::: THE DATA :::

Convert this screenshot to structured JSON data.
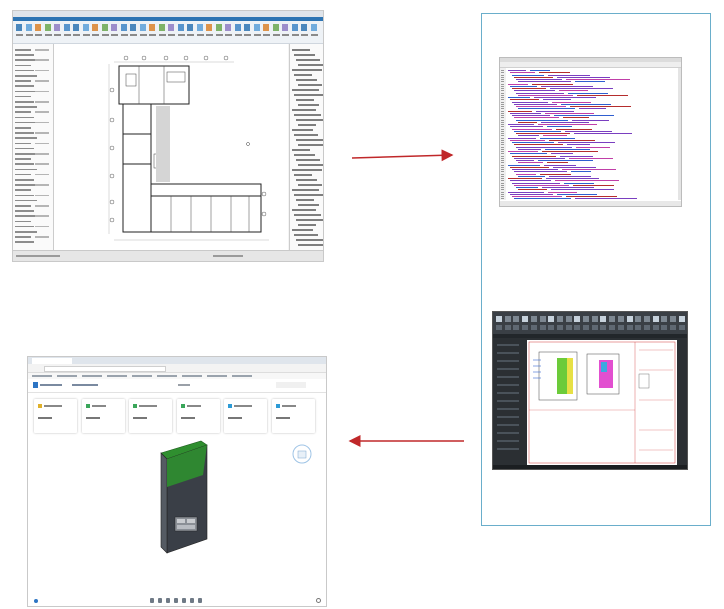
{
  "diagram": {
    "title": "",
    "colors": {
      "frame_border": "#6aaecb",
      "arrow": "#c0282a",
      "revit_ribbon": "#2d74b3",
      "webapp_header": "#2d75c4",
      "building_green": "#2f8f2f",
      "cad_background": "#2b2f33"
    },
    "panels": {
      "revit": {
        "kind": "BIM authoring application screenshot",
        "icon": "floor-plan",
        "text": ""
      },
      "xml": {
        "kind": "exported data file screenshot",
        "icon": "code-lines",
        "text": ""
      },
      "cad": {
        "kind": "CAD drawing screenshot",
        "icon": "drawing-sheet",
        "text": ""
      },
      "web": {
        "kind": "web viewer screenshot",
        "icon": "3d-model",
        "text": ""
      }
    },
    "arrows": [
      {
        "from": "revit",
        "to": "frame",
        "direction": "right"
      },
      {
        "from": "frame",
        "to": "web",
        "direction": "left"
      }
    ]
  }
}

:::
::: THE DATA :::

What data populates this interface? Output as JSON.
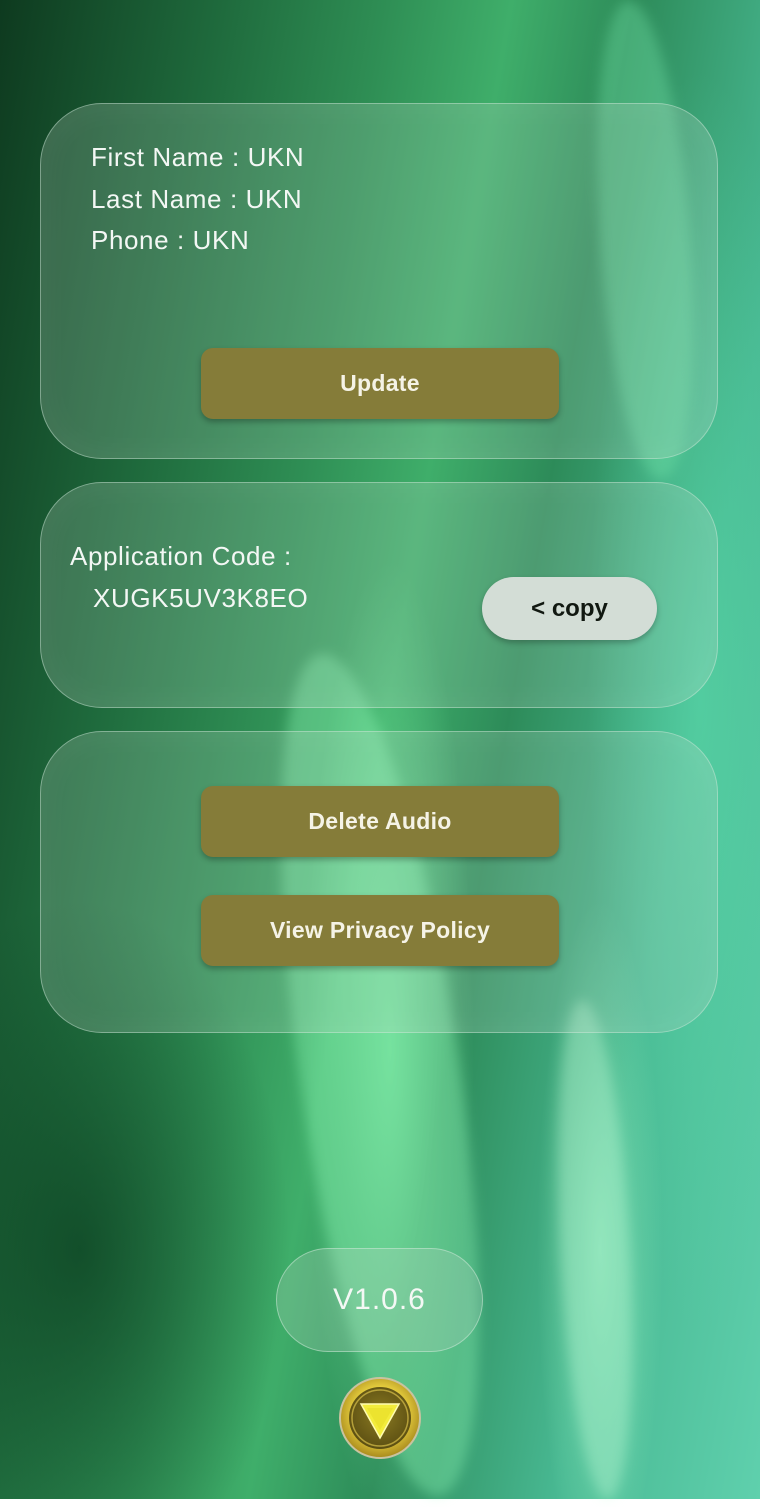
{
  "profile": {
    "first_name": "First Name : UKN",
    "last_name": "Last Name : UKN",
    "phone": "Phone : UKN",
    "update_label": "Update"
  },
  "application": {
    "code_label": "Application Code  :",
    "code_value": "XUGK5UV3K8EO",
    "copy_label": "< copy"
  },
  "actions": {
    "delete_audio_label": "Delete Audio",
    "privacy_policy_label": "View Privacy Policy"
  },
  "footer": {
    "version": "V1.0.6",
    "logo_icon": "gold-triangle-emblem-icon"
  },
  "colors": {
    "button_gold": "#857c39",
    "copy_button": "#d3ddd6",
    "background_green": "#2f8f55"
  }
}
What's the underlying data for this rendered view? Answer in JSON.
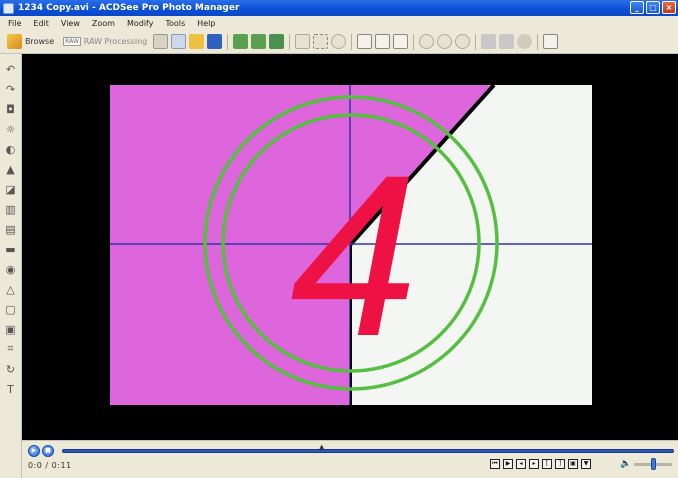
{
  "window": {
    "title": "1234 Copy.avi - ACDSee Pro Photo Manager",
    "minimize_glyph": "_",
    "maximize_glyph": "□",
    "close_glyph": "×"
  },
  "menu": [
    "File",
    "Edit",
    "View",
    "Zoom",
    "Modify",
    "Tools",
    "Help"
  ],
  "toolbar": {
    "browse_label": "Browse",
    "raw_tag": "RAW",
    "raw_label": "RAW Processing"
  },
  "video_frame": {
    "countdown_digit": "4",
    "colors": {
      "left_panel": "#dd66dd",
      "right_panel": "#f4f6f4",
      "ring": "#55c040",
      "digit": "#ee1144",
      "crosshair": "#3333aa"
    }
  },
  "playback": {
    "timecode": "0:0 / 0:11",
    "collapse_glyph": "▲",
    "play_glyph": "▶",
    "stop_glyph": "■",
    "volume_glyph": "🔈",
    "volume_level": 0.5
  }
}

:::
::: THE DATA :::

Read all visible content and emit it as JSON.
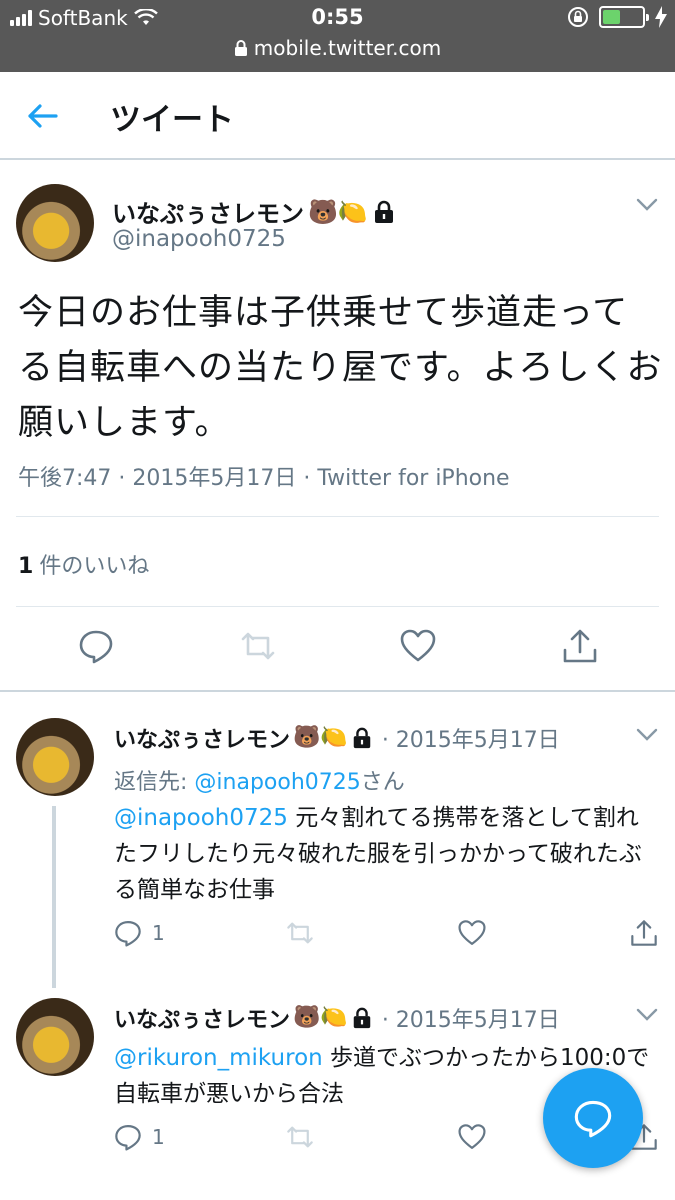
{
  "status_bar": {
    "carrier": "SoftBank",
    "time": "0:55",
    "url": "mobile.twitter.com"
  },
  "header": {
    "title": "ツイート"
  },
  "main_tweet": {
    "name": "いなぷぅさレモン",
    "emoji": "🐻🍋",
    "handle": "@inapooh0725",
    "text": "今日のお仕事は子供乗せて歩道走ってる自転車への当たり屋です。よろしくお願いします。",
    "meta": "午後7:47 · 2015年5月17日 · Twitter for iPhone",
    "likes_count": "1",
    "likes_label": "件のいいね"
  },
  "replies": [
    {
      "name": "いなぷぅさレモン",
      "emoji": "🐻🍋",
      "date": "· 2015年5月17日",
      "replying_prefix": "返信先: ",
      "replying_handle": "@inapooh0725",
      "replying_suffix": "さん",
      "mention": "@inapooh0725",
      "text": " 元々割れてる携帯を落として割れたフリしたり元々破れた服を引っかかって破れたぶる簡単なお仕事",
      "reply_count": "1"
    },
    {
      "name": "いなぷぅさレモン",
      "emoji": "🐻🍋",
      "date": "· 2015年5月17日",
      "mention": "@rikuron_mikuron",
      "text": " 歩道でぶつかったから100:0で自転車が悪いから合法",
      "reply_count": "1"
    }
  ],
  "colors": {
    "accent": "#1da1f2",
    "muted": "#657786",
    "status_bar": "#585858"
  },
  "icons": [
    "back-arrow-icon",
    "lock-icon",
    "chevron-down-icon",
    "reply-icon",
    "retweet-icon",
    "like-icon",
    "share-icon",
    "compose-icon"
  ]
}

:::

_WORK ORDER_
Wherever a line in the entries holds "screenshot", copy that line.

_RESPONSE BELOW_
Convert this screenshot to structured JSON data.
        "kind": "BIM authoring application screenshot",
        "kind": "exported data file screenshot",
        "kind": "CAD drawing screenshot",
        "kind": "web viewer screenshot",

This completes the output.